Once an hour or perhaps every two? Will anyone even notice? It can be a controversial topic, but these are your rights to smoking at work
If you’re a smoker, are you legally entitled to a few minutes a day out of the office for a quick cigarette break?
It’s a question that divides many offices – with those without the habit claiming it’s simply unfair to give smokers that extra time out.
But legally, what does the law say?
The answer is no. Fag breaks aren’t a legal entitlement, however, ‘rest breaks’ are – and your employer can’t technically refuse you one.
That’s providing you’re within your minimum hours and the relevant time frame.
There’s no statutory right to ‘smoking breaks’.
However, workers in the UK are legally permitted to one ‘rest break’ whilst at work – this can be a tea break, lunch break, cigarette break or whatever you want it to be.
The break must be at least 20 minutes in length, providing you have worked six hours or more that day. Additional breaks may be offered by your employer in your contract or handbook.
It’s worth noting that employers aren’t obliged to pay for you for this time out, it depends entirely on their terms of employment.
Types of breaks you are entitled to
‘Rest breaks’ – lunch breaks, tea breaks and other short breaks during the day
‘Daily rest’ – the break between finishing one days’ work and starting the next (for most people this is overnight between week days)
‘Weekly rest’ – whole days when you don’t come into work (for many people this will be the weekend)
The second and third types of break are almost never paid, unless you’re ‘on call’. The first type is often paid but your employer is not legally obliged to do so.
Smoking is forbidden within workplace premises, however organisations are allowed to have ‘smoking areas’.
They do not have to provide a smoking shelter but if they do, it must comply with legal requirements.
If your job is organised so that you can’t take breaks, or if your employer doesn’t allow you to take them, you should first raise the matter with your manager, or HR department.
If you have an employee representative like a trade union official or health and safety representative, they can take up the matter for you.
According to figures from the Office for National Statistics (ONS), more people than ever are replacing tobacco with vape, with 2.9 million people currently using an e-cigarette and the number of traditional smokers down 4% since 2010.
Electronic cigarettes are made to mimic the act of smoking, there is no actual tobacco, but instead just nicotine.
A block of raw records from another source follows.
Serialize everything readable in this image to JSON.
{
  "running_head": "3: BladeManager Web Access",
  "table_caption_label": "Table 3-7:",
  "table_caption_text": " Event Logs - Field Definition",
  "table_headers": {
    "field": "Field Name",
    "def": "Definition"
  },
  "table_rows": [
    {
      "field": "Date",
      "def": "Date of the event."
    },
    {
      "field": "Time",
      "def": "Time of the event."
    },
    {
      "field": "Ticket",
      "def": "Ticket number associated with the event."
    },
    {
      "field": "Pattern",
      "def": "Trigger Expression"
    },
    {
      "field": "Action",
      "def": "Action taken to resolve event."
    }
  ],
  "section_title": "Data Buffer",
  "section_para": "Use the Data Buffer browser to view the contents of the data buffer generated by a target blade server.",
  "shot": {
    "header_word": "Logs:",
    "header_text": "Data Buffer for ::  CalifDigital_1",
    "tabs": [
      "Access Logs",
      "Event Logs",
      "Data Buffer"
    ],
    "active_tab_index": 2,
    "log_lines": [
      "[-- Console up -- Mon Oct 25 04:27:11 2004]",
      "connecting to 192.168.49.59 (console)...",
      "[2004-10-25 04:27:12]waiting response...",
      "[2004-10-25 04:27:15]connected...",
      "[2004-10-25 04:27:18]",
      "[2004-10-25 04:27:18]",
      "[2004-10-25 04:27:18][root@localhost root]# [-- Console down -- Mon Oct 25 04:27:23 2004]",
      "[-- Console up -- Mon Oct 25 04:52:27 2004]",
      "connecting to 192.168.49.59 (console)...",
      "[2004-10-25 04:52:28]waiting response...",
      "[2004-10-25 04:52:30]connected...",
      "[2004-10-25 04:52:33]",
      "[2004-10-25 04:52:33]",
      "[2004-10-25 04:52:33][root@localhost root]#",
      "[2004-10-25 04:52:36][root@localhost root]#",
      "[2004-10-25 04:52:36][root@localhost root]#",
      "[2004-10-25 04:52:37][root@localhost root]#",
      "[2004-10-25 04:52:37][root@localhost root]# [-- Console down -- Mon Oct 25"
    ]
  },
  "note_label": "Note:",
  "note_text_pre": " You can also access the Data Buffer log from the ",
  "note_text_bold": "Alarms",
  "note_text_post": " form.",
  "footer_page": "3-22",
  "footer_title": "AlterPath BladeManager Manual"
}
The devices do not need to be lit up as they’re battery operated. They also produce a vapour, rather than traditional smoke.
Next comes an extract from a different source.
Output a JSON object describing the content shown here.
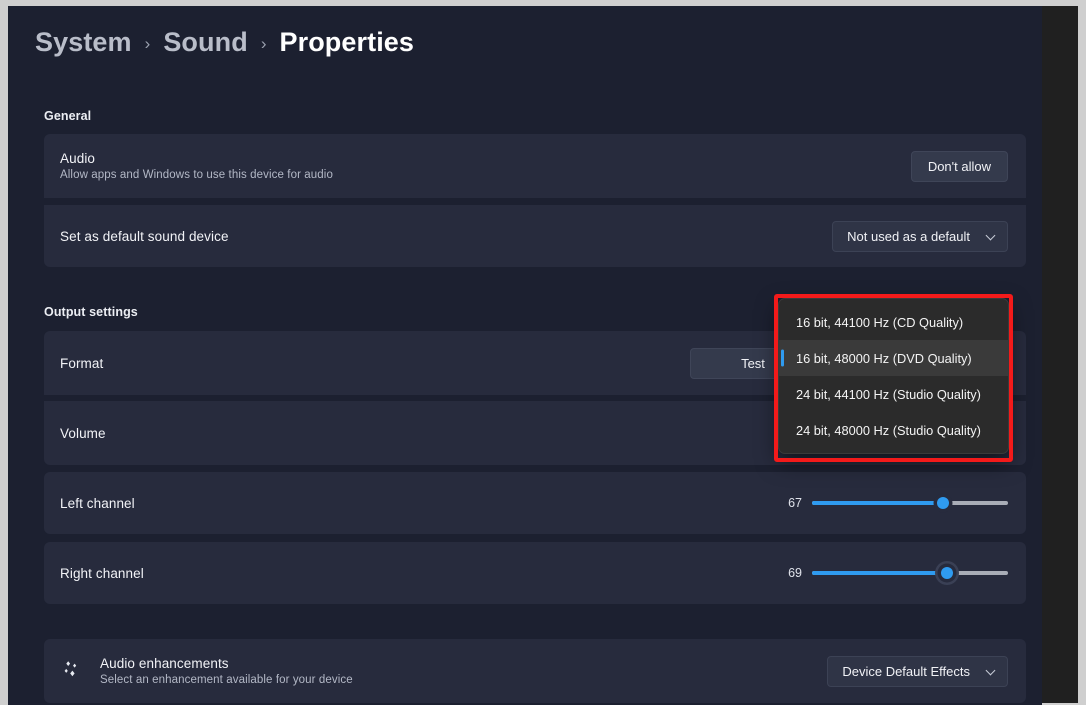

Vapes fall outside the scope of smoke free legislation as the act of smoking requires a substance to be burnt. As a result, it’s up to the employer whether they choose to allow or ban e-cigarettes, and similar products, in the workplace